• _Problem statement_
Copy out all of the data exactly as it appears.

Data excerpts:
════════════════
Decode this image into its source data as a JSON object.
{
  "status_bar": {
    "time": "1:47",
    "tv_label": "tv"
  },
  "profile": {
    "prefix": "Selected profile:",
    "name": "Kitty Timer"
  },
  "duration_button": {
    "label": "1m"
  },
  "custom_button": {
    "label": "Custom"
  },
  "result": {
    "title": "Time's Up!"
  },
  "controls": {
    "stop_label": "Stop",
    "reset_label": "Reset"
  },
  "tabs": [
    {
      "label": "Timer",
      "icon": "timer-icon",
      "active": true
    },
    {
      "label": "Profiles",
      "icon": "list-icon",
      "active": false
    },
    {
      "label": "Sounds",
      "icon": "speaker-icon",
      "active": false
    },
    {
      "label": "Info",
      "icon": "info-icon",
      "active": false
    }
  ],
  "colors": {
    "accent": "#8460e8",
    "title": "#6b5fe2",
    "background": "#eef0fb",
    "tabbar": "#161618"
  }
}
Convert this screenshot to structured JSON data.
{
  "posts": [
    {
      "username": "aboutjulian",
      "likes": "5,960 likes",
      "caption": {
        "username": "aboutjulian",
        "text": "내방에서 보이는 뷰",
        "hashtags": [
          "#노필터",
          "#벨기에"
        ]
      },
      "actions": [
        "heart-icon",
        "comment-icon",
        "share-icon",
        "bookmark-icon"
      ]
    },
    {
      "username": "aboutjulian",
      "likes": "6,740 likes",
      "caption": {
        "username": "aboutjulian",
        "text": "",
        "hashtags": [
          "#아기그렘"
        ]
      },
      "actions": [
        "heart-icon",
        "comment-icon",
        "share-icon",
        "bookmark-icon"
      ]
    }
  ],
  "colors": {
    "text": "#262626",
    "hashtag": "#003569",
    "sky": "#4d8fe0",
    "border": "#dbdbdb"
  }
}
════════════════
• _Task result_
Decode this image into its source data as a JSON object.
{
  "status_bar": {
    "time": "1:47",
    "tv_label": "tv"
  },
  "profile": {
    "prefix": "Selected profile:",
    "name": "Kitty Timer"
  },
  "duration_button": {
    "label": "1m"
  },
  "custom_button": {
    "label": "Custom"
  },
  "result": {
    "title": "Time's Up!"
  },
  "controls": {
    "stop_label": "Stop",
    "reset_label": "Reset"
  },
  "tabs": [
    {
      "label": "Timer",
      "icon": "timer-icon",
      "active": true
    },
    {
      "label": "Profiles",
      "icon": "list-icon",
      "active": false
    },
    {
      "label": "Sounds",
      "icon": "speaker-icon",
      "active": false
    },
    {
      "label": "Info",
      "icon": "info-icon",
      "active": false
    }
  ],
  "colors": {
    "accent": "#8460e8",
    "title": "#6b5fe2",
    "background": "#eef0fb",
    "tabbar": "#161618"
  }
}
Convert this screenshot to structured JSON data.
{
  "posts": [
    {
      "username": "aboutjulian",
      "likes": "5,960 likes",
      "caption": {
        "username": "aboutjulian",
        "text": "내방에서 보이는 뷰",
        "hashtags": [
          "#노필터",
          "#벨기에"
        ]
      },
      "actions": [
        "heart-icon",
        "comment-icon",
        "share-icon",
        "bookmark-icon"
      ]
    },
    {
      "username": "aboutjulian",
      "likes": "6,740 likes",
      "caption": {
        "username": "aboutjulian",
        "text": "",
        "hashtags": [
          "#아기그렘"
        ]
      },
      "actions": [
        "heart-icon",
        "comment-icon",
        "share-icon",
        "bookmark-icon"
      ]
    }
  ],
  "colors": {
    "text": "#262626",
    "hashtag": "#003569",
    "sky": "#4d8fe0",
    "border": "#dbdbdb"
  }
}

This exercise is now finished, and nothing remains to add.